## EXERCISE REQUIREMENTS
Every line holding "label" should be copied from the records below.

»»

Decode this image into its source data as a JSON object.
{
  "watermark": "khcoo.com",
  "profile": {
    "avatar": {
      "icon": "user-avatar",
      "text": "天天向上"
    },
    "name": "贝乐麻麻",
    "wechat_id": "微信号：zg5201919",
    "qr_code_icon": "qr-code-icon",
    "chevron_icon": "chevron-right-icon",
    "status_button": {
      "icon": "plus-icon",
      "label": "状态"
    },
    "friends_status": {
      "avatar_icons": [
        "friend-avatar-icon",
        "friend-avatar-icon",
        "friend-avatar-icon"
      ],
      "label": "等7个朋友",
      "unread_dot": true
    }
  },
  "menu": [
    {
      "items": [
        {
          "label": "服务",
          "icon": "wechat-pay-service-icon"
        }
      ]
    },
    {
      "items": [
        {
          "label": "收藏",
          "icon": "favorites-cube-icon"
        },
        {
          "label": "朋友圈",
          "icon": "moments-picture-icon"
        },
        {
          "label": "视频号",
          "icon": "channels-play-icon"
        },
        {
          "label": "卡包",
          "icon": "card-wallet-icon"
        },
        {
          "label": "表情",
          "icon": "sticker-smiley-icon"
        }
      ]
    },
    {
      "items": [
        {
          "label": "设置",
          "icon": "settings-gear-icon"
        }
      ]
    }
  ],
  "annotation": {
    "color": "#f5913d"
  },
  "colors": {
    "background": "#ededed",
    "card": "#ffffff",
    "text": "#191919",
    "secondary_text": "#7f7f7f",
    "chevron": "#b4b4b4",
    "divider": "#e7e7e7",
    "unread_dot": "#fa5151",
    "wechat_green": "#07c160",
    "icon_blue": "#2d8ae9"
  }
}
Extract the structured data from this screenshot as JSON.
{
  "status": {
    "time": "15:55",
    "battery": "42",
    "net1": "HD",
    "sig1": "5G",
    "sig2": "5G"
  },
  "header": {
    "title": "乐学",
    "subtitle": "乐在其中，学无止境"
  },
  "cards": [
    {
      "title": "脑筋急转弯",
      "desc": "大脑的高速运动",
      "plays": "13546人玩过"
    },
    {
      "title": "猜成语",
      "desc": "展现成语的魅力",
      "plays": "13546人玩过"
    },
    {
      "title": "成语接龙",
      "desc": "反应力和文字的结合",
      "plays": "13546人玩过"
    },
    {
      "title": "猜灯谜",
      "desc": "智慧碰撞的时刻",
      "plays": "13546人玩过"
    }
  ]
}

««

## SOLUTION TO THIS EXERCISE
      "label": "状态"
      "label": "等7个朋友",
          "label": "服务",
          "label": "收藏",
          "label": "朋友圈",
          "label": "视频号",
          "label": "卡包",
          "label": "表情",
          "label": "设置",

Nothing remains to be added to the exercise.